Disclaimer: although this is a case in which my colleagues and I acted for the successful claimants I thought it worth discussing as it raises some interesting legal points, not often addressed in the courts but which are frequently seen in practice.

By way of background, Angela and John Dunbabin were married for over 60 years. They had four sons, Adam, Michael (who, by the time the claim was heard, had passed away), Simon and Timothy.

In 1983 they purchased a property in Milton Keynes which remained unregistered until 2021.

The presumption, absent an express declaration, is that the property was held by them on a beneficial joint tenancy (see Stack v. Dowden [2007] AC 432 at [68]).

The couple made mirror wills in 2003 and then later in 2008, each of which purported to deal with Angela and John’s respective shares of the property and, broadly, provided for the surviving spouse to remain in the home for life with their respective shares to pass to their four sons in equal shares on each death.

Following Angela’s death in 2016, John made a new will in 2019 leaving 75% of his estate to Simon, with the remaining 25% split between the remaining three sons. As John had been occupying the property, no steps had been taken until his death to administer Angela’s estate, which ostensibly, the claimants argued, comprised her half share in the property.

The key issue which came before HHJ Matthews sitting in the High Court in Bristol was therefore what proportion of the property comprised each of Angela and John’s estates and, thus, the respective underlying beneficial interests.

Adam, Timothy and Michael’s personal representatives argued that, by making their mirror will, their parents had essentially acted so as to sever the beneficial joint tenancy over the property on terms that they held the legal title as joint tenants upon trust for themselves as tenants in common in equal shares. This, they asserted, meant that half the property fell to be distributed under Angela’s will under which they, collectively, received 75%.

They also argued that, in any event, a notice of severance of joint tenancy had been validly served but that it had most likely been misplaced or lost.

Simon asserted that no severance had taken place such that the entire beneficial interest in the property passed to John, entitling Simon to 75% of the value of the property and the remaining brothers to just 25%.

Ultimately, HHJ Matthews held that the joint tenancy had been severed on three grounds:

1. By Notice

HHJ Matthews held that on the balance of probabilities a notice of severance was served, despite the parties being unable to locate it given that “it is just one sheet of paper, and can have become misfiled or even accidentally destroyed”.

2. By Agreement

Citing Re Wilford’s Estate (1879) 11 Ch D 267, HHJ Matthews held that the various wills, each of which, including John’s 2019 will, purported to deal with their “share” of the property, coupled with an explanatory letter accompanying the mirror wills all pointed to an agreement to sever the joint tenancy.

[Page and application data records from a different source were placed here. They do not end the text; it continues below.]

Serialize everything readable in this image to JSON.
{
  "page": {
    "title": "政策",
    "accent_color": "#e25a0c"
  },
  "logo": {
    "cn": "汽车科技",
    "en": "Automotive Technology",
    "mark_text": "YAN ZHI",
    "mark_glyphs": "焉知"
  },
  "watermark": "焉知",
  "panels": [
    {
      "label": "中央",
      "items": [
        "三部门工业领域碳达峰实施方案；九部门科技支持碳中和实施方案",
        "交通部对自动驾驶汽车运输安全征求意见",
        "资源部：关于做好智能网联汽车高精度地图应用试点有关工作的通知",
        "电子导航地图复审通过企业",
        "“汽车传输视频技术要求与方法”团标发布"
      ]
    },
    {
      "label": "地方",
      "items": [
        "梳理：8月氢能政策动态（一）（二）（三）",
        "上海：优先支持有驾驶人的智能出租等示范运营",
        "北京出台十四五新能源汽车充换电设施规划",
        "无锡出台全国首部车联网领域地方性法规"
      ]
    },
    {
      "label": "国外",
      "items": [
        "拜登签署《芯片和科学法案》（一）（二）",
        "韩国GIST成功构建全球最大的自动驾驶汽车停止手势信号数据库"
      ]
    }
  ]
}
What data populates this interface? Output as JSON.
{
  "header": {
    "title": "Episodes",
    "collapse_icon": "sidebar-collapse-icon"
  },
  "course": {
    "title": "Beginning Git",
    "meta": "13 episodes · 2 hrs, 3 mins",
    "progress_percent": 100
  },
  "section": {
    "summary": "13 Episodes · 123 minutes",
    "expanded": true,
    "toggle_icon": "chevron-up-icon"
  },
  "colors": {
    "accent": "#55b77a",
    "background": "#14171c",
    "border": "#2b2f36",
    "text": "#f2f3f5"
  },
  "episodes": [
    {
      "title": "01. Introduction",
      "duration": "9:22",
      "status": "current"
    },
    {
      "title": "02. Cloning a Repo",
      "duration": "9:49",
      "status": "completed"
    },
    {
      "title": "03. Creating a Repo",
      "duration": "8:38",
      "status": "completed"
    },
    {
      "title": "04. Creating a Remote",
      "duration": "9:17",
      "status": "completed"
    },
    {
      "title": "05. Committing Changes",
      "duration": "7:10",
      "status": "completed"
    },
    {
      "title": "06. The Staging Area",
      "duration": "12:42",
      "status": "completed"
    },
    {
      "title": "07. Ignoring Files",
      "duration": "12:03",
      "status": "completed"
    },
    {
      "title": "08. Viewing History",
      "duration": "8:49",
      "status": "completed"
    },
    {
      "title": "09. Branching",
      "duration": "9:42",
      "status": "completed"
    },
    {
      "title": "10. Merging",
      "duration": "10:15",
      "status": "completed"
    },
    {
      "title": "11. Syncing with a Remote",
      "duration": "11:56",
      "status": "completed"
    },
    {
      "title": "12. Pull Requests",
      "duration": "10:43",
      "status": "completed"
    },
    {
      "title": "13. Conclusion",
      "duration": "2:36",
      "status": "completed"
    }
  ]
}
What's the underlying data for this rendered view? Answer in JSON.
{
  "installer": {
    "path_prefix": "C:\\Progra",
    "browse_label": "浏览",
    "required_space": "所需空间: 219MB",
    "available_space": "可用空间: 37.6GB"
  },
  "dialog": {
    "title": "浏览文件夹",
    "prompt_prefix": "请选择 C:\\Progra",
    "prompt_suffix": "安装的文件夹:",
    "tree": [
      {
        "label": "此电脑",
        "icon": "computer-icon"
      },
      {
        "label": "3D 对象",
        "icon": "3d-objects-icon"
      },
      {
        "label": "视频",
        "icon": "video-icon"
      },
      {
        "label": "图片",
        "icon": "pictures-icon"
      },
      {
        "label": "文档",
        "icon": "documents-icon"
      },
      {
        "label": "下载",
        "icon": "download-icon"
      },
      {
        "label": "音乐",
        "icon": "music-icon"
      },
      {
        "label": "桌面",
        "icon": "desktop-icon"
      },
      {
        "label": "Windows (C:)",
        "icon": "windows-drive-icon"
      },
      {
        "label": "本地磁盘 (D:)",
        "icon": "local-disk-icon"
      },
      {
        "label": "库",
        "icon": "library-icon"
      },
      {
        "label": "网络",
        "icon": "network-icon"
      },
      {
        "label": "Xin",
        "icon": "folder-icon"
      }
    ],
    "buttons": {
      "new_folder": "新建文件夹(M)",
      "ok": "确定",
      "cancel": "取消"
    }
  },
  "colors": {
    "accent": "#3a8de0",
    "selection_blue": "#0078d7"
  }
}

3. By Course of Conduct

Under this head, and emphasising that this requires mutuality, HHJ Matthews concluded that “the evidence satisfies me that there was a course of conduct (in particular, the making of the mirror wills) which showed that one party (indeed, each party) made clear to the other that that one desired that their property should no longer be held jointly but be held in common”.

While this case does not create new law, Dunbabin solidly affirms the legal position that while, absent a declaration of trust, there is a legal presumption that two or more parties who purchase property together do so as beneficial joint tenants in equity, and despite the absence of a formal notice of severance, it is still possible to demonstrate that such a severance took place on one of the above grounds.

As with all such cases, each case turns on its own facts. Here, the key evidence was the couple’s shared decision to make mirror wills each seeking to leave a distinct share of the property to their sons, coupled with the evidence of the will writer who was cross examined by Simon acting as a litigant in person about the likely advice around those wills.